By February 27, 2013July 17th, 2019Auto Accidents, Product Liability

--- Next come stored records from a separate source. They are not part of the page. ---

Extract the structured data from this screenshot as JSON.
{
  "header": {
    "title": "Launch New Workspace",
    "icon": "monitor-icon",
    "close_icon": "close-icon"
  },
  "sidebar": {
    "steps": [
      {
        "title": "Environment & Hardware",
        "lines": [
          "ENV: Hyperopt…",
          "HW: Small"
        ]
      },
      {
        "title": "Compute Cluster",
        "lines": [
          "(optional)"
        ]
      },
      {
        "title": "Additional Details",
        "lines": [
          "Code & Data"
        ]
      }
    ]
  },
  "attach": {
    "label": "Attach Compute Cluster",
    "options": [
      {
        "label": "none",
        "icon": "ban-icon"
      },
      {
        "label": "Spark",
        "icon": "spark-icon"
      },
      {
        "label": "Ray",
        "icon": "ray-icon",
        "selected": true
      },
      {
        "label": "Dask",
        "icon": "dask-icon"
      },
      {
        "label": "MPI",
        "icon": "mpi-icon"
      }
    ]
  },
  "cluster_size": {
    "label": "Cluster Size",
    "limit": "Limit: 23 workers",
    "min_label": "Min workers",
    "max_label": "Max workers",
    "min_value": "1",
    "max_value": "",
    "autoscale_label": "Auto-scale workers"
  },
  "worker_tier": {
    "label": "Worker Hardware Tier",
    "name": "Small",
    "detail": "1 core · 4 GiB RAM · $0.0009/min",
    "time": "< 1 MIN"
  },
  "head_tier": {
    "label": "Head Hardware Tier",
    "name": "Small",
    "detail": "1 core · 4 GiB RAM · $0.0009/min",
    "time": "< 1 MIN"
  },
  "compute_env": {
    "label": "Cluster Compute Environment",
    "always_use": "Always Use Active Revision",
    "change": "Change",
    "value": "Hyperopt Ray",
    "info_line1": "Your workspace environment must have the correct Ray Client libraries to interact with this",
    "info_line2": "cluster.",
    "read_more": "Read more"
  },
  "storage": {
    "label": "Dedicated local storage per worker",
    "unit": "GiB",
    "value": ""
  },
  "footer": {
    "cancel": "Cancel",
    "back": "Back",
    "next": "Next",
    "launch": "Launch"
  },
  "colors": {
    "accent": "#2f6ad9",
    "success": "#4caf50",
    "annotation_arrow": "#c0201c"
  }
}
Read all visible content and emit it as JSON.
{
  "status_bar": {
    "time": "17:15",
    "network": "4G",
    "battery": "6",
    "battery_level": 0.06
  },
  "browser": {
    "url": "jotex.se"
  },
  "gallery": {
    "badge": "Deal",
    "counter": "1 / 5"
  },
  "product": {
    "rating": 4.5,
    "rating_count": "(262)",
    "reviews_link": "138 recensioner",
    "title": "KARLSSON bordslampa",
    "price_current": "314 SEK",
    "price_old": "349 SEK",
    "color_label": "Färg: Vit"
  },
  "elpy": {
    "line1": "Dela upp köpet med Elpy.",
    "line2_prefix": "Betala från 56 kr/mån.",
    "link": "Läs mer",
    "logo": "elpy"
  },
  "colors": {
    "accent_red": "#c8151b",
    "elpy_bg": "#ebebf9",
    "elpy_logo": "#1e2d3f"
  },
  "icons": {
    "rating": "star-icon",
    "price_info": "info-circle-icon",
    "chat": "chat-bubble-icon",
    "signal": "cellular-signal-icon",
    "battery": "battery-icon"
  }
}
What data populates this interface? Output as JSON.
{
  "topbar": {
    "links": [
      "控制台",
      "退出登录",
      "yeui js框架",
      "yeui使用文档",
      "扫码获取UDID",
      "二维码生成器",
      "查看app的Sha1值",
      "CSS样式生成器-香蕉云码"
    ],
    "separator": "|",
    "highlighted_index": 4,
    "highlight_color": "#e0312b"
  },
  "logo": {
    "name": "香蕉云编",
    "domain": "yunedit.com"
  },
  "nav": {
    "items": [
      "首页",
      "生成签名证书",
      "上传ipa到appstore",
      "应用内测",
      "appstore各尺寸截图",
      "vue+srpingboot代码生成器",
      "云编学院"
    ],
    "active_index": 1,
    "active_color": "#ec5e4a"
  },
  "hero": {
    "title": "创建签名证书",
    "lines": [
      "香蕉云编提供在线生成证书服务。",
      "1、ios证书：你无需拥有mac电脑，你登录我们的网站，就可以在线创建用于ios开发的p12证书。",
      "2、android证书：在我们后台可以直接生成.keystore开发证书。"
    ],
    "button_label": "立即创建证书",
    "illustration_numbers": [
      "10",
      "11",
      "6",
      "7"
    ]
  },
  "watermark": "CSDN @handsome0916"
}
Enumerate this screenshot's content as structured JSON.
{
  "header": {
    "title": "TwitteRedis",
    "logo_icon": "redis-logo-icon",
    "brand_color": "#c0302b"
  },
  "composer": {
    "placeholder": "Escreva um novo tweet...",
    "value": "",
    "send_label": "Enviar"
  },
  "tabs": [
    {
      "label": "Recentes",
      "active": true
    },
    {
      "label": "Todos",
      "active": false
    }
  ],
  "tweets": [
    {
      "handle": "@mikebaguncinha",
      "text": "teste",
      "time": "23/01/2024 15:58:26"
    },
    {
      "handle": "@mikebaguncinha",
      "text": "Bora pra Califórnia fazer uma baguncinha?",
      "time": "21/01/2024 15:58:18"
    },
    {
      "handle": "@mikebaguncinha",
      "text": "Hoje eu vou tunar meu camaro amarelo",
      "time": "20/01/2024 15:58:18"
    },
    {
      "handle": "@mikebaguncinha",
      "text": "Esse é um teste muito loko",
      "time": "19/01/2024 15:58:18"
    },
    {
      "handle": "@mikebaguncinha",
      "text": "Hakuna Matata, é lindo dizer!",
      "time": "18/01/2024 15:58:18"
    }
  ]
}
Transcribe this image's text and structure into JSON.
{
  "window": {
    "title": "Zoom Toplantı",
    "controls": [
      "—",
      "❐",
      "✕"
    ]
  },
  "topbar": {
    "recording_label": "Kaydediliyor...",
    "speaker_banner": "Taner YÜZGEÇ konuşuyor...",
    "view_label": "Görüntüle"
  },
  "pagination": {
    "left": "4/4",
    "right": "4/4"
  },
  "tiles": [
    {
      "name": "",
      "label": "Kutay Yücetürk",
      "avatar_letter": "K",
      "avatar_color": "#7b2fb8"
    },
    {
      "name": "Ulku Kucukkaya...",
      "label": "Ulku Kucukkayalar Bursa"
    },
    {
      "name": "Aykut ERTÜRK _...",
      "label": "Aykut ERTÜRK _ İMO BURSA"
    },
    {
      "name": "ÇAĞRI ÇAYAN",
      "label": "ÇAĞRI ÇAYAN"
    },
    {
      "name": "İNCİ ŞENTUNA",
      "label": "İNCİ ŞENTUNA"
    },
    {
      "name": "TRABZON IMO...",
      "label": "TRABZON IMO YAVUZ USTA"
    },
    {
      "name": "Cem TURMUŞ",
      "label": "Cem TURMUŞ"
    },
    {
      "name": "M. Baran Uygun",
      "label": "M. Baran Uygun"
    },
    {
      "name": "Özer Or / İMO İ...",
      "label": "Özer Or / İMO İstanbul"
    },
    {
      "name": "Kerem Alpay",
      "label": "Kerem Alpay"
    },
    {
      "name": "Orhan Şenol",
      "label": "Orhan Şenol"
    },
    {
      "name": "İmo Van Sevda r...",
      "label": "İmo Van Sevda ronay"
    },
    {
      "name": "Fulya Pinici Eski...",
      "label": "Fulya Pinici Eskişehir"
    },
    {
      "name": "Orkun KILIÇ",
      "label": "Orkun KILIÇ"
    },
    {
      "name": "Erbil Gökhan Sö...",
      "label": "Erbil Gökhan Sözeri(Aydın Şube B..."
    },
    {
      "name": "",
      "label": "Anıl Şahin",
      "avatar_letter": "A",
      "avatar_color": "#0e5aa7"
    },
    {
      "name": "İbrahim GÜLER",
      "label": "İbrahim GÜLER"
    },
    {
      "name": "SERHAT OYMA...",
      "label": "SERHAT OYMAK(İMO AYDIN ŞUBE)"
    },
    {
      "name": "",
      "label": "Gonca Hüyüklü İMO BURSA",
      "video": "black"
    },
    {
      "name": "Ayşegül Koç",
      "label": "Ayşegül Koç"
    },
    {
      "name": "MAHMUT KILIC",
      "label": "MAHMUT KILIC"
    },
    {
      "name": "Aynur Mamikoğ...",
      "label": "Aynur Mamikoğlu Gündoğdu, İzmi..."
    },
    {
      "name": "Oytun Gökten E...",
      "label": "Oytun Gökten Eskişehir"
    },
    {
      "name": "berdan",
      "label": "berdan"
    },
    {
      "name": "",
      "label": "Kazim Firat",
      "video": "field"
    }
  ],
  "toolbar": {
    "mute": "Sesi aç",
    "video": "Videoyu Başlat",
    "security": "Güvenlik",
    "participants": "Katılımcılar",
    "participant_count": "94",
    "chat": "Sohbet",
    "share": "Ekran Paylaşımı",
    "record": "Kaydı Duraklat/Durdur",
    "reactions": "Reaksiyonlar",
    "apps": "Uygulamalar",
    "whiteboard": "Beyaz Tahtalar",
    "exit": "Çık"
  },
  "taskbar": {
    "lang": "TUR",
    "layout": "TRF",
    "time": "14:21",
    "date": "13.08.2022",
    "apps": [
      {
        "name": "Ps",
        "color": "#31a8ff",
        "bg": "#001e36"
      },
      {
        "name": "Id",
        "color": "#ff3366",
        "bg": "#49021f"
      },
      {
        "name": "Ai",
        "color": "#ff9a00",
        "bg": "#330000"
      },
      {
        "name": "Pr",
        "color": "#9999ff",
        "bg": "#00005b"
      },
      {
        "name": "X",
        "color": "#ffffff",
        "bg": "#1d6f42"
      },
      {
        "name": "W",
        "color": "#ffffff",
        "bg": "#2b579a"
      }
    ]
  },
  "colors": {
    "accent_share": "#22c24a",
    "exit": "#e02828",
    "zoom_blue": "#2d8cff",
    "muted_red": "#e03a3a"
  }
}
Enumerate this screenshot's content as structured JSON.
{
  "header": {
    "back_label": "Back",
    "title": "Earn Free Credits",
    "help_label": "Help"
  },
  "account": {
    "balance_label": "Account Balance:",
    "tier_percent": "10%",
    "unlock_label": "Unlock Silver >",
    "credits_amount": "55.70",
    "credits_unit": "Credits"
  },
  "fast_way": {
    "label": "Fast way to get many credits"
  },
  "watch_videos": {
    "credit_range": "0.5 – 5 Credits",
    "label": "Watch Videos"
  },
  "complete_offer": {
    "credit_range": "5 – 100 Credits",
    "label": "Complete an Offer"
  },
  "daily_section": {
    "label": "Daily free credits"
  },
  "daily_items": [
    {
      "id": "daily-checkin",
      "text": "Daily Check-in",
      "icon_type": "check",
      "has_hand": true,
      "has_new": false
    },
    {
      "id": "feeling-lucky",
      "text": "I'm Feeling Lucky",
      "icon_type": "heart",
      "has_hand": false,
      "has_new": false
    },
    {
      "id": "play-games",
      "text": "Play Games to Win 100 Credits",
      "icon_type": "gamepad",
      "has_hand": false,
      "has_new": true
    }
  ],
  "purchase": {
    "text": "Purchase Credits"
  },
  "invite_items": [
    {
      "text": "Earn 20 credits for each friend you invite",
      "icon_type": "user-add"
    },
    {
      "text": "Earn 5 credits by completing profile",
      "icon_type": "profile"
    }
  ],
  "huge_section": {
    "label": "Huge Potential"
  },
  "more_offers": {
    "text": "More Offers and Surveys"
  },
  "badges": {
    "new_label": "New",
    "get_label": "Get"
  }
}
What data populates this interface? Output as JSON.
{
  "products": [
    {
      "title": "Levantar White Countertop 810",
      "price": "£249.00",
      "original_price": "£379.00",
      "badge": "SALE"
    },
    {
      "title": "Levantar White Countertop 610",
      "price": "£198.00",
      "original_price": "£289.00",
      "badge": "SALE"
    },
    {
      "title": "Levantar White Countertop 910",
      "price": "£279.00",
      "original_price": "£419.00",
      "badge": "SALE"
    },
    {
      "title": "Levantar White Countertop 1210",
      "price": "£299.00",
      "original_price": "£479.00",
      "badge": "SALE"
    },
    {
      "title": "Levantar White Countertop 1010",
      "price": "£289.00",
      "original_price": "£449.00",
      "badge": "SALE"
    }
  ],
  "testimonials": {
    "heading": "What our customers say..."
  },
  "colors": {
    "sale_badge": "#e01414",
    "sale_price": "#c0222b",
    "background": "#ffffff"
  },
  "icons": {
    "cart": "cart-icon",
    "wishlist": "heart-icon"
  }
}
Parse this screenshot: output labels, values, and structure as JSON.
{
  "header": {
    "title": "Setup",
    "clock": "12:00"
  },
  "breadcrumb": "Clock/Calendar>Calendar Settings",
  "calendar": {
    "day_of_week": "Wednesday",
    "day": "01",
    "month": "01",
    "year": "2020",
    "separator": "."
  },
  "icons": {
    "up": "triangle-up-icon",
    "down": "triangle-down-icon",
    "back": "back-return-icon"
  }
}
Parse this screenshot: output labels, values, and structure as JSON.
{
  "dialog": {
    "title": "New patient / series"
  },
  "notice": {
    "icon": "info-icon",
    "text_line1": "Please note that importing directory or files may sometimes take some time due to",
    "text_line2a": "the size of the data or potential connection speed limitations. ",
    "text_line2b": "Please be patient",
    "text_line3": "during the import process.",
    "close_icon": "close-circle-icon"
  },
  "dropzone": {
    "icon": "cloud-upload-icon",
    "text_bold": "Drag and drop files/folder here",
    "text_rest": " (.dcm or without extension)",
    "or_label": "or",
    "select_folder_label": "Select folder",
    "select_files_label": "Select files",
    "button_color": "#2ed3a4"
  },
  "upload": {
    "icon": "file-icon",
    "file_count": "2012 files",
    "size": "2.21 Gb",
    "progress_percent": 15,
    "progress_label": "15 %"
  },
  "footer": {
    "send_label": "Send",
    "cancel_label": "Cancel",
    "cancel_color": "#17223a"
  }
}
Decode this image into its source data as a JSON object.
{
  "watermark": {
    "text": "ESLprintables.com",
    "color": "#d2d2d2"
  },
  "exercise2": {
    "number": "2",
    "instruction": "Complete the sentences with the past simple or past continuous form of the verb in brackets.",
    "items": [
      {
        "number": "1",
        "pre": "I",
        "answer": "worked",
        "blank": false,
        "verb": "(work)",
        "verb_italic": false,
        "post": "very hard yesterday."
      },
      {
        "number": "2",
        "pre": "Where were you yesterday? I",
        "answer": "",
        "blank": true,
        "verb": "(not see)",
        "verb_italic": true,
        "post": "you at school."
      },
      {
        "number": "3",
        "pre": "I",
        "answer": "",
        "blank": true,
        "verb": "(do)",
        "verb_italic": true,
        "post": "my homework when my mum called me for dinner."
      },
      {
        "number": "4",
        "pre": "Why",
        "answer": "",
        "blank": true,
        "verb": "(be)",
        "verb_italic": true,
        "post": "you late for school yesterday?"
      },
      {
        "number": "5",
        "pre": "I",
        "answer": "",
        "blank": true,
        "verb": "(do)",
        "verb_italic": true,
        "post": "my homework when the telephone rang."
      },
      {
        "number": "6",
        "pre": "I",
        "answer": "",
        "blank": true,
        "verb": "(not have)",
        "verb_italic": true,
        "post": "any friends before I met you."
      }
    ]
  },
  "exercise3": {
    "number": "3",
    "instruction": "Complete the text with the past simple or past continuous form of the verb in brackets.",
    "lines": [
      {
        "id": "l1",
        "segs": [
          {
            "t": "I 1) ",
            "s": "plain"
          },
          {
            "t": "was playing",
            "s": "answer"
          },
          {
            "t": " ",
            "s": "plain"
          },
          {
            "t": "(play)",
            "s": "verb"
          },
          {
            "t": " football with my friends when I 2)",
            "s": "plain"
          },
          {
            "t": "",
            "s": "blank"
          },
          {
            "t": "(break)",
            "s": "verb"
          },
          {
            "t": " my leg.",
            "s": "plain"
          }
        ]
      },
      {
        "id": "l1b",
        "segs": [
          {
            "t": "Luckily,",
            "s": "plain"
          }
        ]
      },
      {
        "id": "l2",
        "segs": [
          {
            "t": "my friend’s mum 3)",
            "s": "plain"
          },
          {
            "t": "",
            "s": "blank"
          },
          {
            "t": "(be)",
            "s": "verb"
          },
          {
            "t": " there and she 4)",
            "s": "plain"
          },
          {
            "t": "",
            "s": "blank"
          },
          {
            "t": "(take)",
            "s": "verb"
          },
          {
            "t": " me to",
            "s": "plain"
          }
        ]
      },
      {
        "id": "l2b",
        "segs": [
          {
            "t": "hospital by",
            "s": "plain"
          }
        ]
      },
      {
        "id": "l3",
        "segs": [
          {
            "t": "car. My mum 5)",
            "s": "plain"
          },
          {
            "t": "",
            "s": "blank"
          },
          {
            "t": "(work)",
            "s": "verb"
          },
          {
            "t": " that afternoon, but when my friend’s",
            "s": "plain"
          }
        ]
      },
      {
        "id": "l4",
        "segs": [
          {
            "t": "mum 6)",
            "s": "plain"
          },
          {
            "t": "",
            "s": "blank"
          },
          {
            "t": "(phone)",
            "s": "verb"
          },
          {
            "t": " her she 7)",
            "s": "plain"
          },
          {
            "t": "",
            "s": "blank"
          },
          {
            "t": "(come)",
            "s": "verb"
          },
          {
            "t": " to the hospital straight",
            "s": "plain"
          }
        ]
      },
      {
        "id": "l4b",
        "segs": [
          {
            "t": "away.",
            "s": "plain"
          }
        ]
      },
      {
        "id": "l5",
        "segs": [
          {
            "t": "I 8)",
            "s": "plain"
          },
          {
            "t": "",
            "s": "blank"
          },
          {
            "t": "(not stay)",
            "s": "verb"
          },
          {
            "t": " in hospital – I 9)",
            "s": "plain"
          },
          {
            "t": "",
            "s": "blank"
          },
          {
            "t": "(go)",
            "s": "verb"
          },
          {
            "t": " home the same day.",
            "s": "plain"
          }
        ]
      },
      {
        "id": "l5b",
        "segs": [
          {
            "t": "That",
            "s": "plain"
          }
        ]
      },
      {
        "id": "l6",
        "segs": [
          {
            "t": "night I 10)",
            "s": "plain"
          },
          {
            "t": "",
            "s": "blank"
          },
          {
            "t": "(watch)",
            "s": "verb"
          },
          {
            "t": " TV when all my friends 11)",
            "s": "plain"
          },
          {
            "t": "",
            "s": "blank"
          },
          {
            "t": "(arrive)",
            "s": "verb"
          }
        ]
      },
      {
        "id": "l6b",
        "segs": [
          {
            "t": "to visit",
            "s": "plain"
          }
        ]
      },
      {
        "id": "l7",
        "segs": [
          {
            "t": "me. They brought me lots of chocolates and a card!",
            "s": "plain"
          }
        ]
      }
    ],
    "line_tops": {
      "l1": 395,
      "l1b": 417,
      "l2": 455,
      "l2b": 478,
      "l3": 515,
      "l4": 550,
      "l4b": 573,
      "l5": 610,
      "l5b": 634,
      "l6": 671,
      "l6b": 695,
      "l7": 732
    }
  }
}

If you watch the news about defective autos and auto parts as closely as our Missouri product liability lawyers do, you know Toyota was in a lot of trouble several years ago for alleged defects that led to episodes of unintended acceleration. Those cases are largely out of the news now, but I was interested to see another case involving an alleged defect in Toyota vehicles: anti-lock braking defects that increased stopping distances. In Kramer et al. v. Toyota Motor Corp., the Ninth U.S. Circuit Court of Appeals ruled that Toyota entities cannot compel a putative class of Toyota owners to arbitrate their claims that Toyota failed to warn them about the defect in the ABS or fix it, resulting in numerous consumer protection claims. The car manufacturer had argued that the case should go to arbitration. The plaintiffs are a class of people who own a 2010 Prius or a 2010 Lexus HS 250h. In February of 2010, their cars were recalled to update the ABS software to fix the braking problem. Their claims include violations of California’s consumer protection statute, unfair competition, false advertising, breach of contract and breach of implied warranty. Their purchase agreements with the dealerships where they bought the cars include clauses allowing either party to choose arbitration and requiring them to give up their right to participate in class actions, including class-action arbitration. After the Supreme Court ruled in AT&T Mobility v. Concepcion that class-action waivers may be enforceable, Toyota moved unsuccessfully to compel arbitration. The district court ruled that Toyota was a nonsignatory and therefore could not enforce the contracts, and also that it had waived arbitration by vigorously litigating the case. The Ninth Circuit upheld that decision. Toyota’s first argument was that the contracts required questions about the contracts themselves to be submitted to arbitration. The court rejected this, saying that the terms of that contract were expressly limited to signatories to the contract—who did not include Toyota. The court next rejected an argument that arbitration should be compelled because the plaintiffs should be equitably estopped from avoiding it, because they had enjoyed the benefits of the contract. To decide this, the court looked at California state law and ultimately decided there was no need for equitable estoppel. The claims against Toyota rely on the existence of the purchases, the court agreed—but it disagreed that the claims rely on the purchase contracts. Going through each claim, it found no reliance on the contracts in the claims’ representations about Toyota’s marketing, and not enough relation between the claims and the contract. As a St. Louis auto product liability attorney, I’m pleased to see that the court rejected this appeal. Large companies like Toyota spend a lot of money attempting to avoid class-action litigation, even to the point of filing long-shot appeals. By rights, they should be spending the same money correcting mistakes that make their vehicles unsafe. If the plaintiffs’ allegations are true, the company knew ahead of time that there was a problem with the brakes—a problem that makes the brakes less effective is a serious safety concern. It costs money to fix that problem, but as Toyota has discovered over the past few years, it costs a whole lot of money to defend lawsuits as well. As a southern Illinois car accident lawyer, I hope the company prioritizes safety the next time it has a defect concern. If you or a loved one suffered a serious injury in an accident caused by a defective car or car part, don’t wait to call Carey, Danis & Lowe for a free consultation. You can reach us through our website or call 1-877-678-3400 today. Similar blog posts: Product Liability Case Against Ford Ends When High Court Declines to Overturn Ruling – Stokes v. Ford Motor Co. South Carolina High Court Reaffirms Preemption in Defective Auto Glass Case – Priester v. Cromer Eighth Circuit Affirms Ruling in Seatbelt Defects Auto Product Liability Lawsuit – Nemmers v. Ford Motor Co.